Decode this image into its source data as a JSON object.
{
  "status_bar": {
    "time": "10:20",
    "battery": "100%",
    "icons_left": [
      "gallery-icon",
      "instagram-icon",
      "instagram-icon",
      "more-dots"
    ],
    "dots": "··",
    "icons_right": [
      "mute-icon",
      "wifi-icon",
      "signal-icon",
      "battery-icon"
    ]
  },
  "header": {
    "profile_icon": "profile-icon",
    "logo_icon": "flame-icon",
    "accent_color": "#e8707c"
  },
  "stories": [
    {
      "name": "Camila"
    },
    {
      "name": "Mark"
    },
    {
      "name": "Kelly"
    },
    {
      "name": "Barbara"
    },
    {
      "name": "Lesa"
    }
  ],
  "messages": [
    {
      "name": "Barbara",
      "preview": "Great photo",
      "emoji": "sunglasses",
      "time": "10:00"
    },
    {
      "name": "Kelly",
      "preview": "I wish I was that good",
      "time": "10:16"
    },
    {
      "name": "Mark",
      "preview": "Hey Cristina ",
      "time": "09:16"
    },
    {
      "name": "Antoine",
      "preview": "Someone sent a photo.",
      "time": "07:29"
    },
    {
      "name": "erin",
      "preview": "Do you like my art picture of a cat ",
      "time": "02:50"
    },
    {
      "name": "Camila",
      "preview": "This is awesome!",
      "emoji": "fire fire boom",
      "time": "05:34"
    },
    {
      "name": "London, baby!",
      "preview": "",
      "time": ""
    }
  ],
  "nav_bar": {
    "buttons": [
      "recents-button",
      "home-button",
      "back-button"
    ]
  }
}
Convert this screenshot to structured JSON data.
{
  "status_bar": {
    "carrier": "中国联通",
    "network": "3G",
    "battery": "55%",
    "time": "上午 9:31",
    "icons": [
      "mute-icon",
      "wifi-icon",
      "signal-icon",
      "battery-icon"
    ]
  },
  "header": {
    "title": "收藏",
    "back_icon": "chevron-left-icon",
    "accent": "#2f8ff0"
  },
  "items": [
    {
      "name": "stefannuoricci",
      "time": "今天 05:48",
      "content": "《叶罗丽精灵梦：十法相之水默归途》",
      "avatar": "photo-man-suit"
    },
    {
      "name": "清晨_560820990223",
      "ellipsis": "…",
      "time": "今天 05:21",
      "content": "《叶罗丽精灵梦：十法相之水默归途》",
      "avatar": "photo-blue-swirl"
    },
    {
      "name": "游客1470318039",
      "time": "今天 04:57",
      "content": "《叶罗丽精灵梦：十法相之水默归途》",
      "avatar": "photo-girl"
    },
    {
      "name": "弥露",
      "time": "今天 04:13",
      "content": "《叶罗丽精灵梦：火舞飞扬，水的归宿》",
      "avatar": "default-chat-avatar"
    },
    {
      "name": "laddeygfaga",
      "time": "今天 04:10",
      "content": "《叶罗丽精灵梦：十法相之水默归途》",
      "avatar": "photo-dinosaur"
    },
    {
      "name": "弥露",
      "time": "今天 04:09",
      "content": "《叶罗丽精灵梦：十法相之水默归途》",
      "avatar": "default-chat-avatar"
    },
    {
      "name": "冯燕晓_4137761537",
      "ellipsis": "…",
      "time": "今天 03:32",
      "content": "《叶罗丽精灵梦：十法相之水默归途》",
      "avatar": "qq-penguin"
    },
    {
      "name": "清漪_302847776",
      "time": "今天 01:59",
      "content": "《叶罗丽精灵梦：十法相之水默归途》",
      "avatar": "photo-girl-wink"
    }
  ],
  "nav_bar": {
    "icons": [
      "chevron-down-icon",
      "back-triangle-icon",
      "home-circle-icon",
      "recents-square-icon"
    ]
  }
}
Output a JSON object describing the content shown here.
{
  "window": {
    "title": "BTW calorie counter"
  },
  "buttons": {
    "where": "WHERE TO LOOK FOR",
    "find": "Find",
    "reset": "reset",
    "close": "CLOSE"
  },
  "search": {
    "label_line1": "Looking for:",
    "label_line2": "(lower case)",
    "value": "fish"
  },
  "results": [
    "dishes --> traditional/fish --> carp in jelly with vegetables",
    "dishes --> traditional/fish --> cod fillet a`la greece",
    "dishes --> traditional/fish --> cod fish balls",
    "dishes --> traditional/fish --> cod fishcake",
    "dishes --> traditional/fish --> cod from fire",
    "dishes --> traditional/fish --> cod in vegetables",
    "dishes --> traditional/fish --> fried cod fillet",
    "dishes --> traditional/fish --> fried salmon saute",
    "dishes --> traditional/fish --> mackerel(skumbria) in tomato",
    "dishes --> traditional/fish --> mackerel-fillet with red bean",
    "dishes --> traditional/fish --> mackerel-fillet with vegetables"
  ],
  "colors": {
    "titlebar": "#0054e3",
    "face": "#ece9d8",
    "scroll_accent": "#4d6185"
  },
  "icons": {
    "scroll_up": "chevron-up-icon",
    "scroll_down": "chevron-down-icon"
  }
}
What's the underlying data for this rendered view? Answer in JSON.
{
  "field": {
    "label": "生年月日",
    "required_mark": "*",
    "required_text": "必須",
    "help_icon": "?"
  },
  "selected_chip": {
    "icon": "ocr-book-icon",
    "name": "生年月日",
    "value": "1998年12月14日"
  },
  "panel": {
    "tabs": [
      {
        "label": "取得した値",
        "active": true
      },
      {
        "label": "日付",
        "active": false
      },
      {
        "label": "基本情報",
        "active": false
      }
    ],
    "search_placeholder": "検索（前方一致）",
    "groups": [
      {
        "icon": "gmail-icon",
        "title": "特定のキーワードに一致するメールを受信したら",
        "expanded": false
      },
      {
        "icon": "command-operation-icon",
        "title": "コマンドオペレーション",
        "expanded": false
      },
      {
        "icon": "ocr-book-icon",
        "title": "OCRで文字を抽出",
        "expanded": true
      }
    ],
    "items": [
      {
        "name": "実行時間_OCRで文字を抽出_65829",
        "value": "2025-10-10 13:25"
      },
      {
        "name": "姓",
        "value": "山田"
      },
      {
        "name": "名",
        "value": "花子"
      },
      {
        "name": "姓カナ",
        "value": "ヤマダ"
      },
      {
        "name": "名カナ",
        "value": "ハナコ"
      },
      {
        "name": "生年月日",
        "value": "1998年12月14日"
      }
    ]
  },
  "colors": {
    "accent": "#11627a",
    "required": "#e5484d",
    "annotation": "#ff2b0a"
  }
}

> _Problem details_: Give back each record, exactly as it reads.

> _Answer space_:
Decode this image into its source data as a JSON object.
{
  "status_bar": {
    "time": "10:20",
    "battery": "100%",
    "icons_left": [
      "gallery-icon",
      "instagram-icon",
      "instagram-icon",
      "more-dots"
    ],
    "dots": "··",
    "icons_right": [
      "mute-icon",
      "wifi-icon",
      "signal-icon",
      "battery-icon"
    ]
  },
  "header": {
    "profile_icon": "profile-icon",
    "logo_icon": "flame-icon",
    "accent_color": "#e8707c"
  },
  "stories": [
    {
      "name": "Camila"
    },
    {
      "name": "Mark"
    },
    {
      "name": "Kelly"
    },
    {
      "name": "Barbara"
    },
    {
      "name": "Lesa"
    }
  ],
  "messages": [
    {
      "name": "Barbara",
      "preview": "Great photo",
      "emoji": "sunglasses",
      "time": "10:00"
    },
    {
      "name": "Kelly",
      "preview": "I wish I was that good",
      "time": "10:16"
    },
    {
      "name": "Mark",
      "preview": "Hey Cristina ",
      "time": "09:16"
    },
    {
      "name": "Antoine",
      "preview": "Someone sent a photo.",
      "time": "07:29"
    },
    {
      "name": "erin",
      "preview": "Do you like my art picture of a cat ",
      "time": "02:50"
    },
    {
      "name": "Camila",
      "preview": "This is awesome!",
      "emoji": "fire fire boom",
      "time": "05:34"
    },
    {
      "name": "London, baby!",
      "preview": "",
      "time": ""
    }
  ],
  "nav_bar": {
    "buttons": [
      "recents-button",
      "home-button",
      "back-button"
    ]
  }
}
Convert this screenshot to structured JSON data.
{
  "status_bar": {
    "carrier": "中国联通",
    "network": "3G",
    "battery": "55%",
    "time": "上午 9:31",
    "icons": [
      "mute-icon",
      "wifi-icon",
      "signal-icon",
      "battery-icon"
    ]
  },
  "header": {
    "title": "收藏",
    "back_icon": "chevron-left-icon",
    "accent": "#2f8ff0"
  },
  "items": [
    {
      "name": "stefannuoricci",
      "time": "今天 05:48",
      "content": "《叶罗丽精灵梦：十法相之水默归途》",
      "avatar": "photo-man-suit"
    },
    {
      "name": "清晨_560820990223",
      "ellipsis": "…",
      "time": "今天 05:21",
      "content": "《叶罗丽精灵梦：十法相之水默归途》",
      "avatar": "photo-blue-swirl"
    },
    {
      "name": "游客1470318039",
      "time": "今天 04:57",
      "content": "《叶罗丽精灵梦：十法相之水默归途》",
      "avatar": "photo-girl"
    },
    {
      "name": "弥露",
      "time": "今天 04:13",
      "content": "《叶罗丽精灵梦：火舞飞扬，水的归宿》",
      "avatar": "default-chat-avatar"
    },
    {
      "name": "laddeygfaga",
      "time": "今天 04:10",
      "content": "《叶罗丽精灵梦：十法相之水默归途》",
      "avatar": "photo-dinosaur"
    },
    {
      "name": "弥露",
      "time": "今天 04:09",
      "content": "《叶罗丽精灵梦：十法相之水默归途》",
      "avatar": "default-chat-avatar"
    },
    {
      "name": "冯燕晓_4137761537",
      "ellipsis": "…",
      "time": "今天 03:32",
      "content": "《叶罗丽精灵梦：十法相之水默归途》",
      "avatar": "qq-penguin"
    },
    {
      "name": "清漪_302847776",
      "time": "今天 01:59",
      "content": "《叶罗丽精灵梦：十法相之水默归途》",
      "avatar": "photo-girl-wink"
    }
  ],
  "nav_bar": {
    "icons": [
      "chevron-down-icon",
      "back-triangle-icon",
      "home-circle-icon",
      "recents-square-icon"
    ]
  }
}
Output a JSON object describing the content shown here.
{
  "window": {
    "title": "BTW calorie counter"
  },
  "buttons": {
    "where": "WHERE TO LOOK FOR",
    "find": "Find",
    "reset": "reset",
    "close": "CLOSE"
  },
  "search": {
    "label_line1": "Looking for:",
    "label_line2": "(lower case)",
    "value": "fish"
  },
  "results": [
    "dishes --> traditional/fish --> carp in jelly with vegetables",
    "dishes --> traditional/fish --> cod fillet a`la greece",
    "dishes --> traditional/fish --> cod fish balls",
    "dishes --> traditional/fish --> cod fishcake",
    "dishes --> traditional/fish --> cod from fire",
    "dishes --> traditional/fish --> cod in vegetables",
    "dishes --> traditional/fish --> fried cod fillet",
    "dishes --> traditional/fish --> fried salmon saute",
    "dishes --> traditional/fish --> mackerel(skumbria) in tomato",
    "dishes --> traditional/fish --> mackerel-fillet with red bean",
    "dishes --> traditional/fish --> mackerel-fillet with vegetables"
  ],
  "colors": {
    "titlebar": "#0054e3",
    "face": "#ece9d8",
    "scroll_accent": "#4d6185"
  },
  "icons": {
    "scroll_up": "chevron-up-icon",
    "scroll_down": "chevron-down-icon"
  }
}
What's the underlying data for this rendered view? Answer in JSON.
{
  "field": {
    "label": "生年月日",
    "required_mark": "*",
    "required_text": "必須",
    "help_icon": "?"
  },
  "selected_chip": {
    "icon": "ocr-book-icon",
    "name": "生年月日",
    "value": "1998年12月14日"
  },
  "panel": {
    "tabs": [
      {
        "label": "取得した値",
        "active": true
      },
      {
        "label": "日付",
        "active": false
      },
      {
        "label": "基本情報",
        "active": false
      }
    ],
    "search_placeholder": "検索（前方一致）",
    "groups": [
      {
        "icon": "gmail-icon",
        "title": "特定のキーワードに一致するメールを受信したら",
        "expanded": false
      },
      {
        "icon": "command-operation-icon",
        "title": "コマンドオペレーション",
        "expanded": false
      },
      {
        "icon": "ocr-book-icon",
        "title": "OCRで文字を抽出",
        "expanded": true
      }
    ],
    "items": [
      {
        "name": "実行時間_OCRで文字を抽出_65829",
        "value": "2025-10-10 13:25"
      },
      {
        "name": "姓",
        "value": "山田"
      },
      {
        "name": "名",
        "value": "花子"
      },
      {
        "name": "姓カナ",
        "value": "ヤマダ"
      },
      {
        "name": "名カナ",
        "value": "ハナコ"
      },
      {
        "name": "生年月日",
        "value": "1998年12月14日"
      }
    ]
  },
  "colors": {
    "accent": "#11627a",
    "required": "#e5484d",
    "annotation": "#ff2b0a"
  }
}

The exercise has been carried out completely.